▸ **Exercise**
Look through the entries below and report every line that has "content".
** Opening Available data block **
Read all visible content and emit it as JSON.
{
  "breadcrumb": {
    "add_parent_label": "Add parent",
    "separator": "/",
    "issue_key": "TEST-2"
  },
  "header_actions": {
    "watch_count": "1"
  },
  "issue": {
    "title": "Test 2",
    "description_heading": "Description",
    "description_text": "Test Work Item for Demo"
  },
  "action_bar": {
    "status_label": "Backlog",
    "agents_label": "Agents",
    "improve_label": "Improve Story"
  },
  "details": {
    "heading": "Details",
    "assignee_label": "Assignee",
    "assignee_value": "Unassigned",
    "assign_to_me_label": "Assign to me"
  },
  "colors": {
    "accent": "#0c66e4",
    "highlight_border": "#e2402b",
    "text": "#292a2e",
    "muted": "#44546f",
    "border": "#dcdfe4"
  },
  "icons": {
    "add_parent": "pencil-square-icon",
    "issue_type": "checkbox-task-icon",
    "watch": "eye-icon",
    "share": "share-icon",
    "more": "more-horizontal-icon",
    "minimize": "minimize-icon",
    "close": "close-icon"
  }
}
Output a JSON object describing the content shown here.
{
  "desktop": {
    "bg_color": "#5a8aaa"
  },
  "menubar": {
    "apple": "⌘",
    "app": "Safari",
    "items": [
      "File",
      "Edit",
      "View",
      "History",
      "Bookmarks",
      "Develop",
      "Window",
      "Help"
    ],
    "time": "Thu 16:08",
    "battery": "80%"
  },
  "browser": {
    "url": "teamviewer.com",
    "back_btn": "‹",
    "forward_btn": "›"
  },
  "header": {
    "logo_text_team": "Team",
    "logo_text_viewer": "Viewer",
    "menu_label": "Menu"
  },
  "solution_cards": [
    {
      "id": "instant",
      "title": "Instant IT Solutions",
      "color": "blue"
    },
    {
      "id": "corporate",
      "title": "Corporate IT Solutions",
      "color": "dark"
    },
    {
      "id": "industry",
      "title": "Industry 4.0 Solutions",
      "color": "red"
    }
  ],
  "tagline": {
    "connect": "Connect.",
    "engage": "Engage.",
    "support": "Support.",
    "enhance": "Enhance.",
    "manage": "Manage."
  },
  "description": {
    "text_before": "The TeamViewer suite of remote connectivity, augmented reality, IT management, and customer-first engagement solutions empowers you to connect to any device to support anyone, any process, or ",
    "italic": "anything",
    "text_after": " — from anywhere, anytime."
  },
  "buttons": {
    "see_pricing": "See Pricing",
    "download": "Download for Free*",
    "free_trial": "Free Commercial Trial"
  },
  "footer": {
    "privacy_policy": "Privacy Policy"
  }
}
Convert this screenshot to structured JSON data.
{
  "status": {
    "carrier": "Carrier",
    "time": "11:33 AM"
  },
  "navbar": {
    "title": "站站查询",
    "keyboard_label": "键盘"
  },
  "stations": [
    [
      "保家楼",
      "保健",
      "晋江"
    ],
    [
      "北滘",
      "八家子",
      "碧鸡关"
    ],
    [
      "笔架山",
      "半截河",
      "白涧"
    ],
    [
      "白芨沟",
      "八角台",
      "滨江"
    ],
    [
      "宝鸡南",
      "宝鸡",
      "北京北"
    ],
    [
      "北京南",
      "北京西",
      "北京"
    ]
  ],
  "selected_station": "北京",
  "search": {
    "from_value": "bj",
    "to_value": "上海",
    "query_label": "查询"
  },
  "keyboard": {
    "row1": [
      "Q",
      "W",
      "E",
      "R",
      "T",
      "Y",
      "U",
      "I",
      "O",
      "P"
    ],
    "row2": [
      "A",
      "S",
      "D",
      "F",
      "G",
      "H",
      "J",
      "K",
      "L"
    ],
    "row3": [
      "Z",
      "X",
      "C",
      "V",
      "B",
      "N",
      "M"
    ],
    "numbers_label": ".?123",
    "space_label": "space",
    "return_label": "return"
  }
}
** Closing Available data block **
▸ **Response to this exercise**
Read all visible content and emit it as JSON.
Output a JSON object describing the content shown here.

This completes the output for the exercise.